» Exercise
Send every record back word for word.

[Entries from a dataset of interfaces]
__________________________________________________
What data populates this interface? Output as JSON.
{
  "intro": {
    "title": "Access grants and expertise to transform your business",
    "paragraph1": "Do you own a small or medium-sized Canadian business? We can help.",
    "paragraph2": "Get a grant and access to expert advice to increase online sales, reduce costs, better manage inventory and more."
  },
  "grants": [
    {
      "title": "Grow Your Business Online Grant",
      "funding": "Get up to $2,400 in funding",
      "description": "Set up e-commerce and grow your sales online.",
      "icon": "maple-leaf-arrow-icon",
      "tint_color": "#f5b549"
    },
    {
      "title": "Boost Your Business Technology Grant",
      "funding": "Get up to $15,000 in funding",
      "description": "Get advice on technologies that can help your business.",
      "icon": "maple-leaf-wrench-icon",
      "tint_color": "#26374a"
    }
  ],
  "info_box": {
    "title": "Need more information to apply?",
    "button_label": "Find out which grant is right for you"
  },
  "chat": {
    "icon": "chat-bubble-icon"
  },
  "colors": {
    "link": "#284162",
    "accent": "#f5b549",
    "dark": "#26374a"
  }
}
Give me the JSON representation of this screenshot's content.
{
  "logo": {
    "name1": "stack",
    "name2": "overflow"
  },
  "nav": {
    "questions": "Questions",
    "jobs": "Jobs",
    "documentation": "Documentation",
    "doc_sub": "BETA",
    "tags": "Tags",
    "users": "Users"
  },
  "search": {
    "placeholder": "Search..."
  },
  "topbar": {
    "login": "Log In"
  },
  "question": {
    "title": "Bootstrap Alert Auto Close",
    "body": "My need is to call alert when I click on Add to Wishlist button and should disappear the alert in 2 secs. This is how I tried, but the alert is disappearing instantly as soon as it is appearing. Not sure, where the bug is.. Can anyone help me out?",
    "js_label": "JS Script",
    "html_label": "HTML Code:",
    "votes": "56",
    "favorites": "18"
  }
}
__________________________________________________
» Answer to this exercise
What data populates this interface? Output as JSON.
{
  "intro": {
    "title": "Access grants and expertise to transform your business",
    "paragraph1": "Do you own a small or medium-sized Canadian business? We can help.",
    "paragraph2": "Get a grant and access to expert advice to increase online sales, reduce costs, better manage inventory and more."
  },
  "grants": [
    {
      "title": "Grow Your Business Online Grant",
      "funding": "Get up to $2,400 in funding",
      "description": "Set up e-commerce and grow your sales online.",
      "icon": "maple-leaf-arrow-icon",
      "tint_color": "#f5b549"
    },
    {
      "title": "Boost Your Business Technology Grant",
      "funding": "Get up to $15,000 in funding",
      "description": "Get advice on technologies that can help your business.",
      "icon": "maple-leaf-wrench-icon",
      "tint_color": "#26374a"
    }
  ],
  "info_box": {
    "title": "Need more information to apply?",
    "button_label": "Find out which grant is right for you"
  },
  "chat": {
    "icon": "chat-bubble-icon"
  },
  "colors": {
    "link": "#284162",
    "accent": "#f5b549",
    "dark": "#26374a"
  }
}
Give me the JSON representation of this screenshot's content.
{
  "logo": {
    "name1": "stack",
    "name2": "overflow"
  },
  "nav": {
    "questions": "Questions",
    "jobs": "Jobs",
    "documentation": "Documentation",
    "doc_sub": "BETA",
    "tags": "Tags",
    "users": "Users"
  },
  "search": {
    "placeholder": "Search..."
  },
  "topbar": {
    "login": "Log In"
  },
  "question": {
    "title": "Bootstrap Alert Auto Close",
    "body": "My need is to call alert when I click on Add to Wishlist button and should disappear the alert in 2 secs. This is how I tried, but the alert is disappearing instantly as soon as it is appearing. Not sure, where the bug is.. Can anyone help me out?",
    "js_label": "JS Script",
    "html_label": "HTML Code:",
    "votes": "56",
    "favorites": "18"
  }
}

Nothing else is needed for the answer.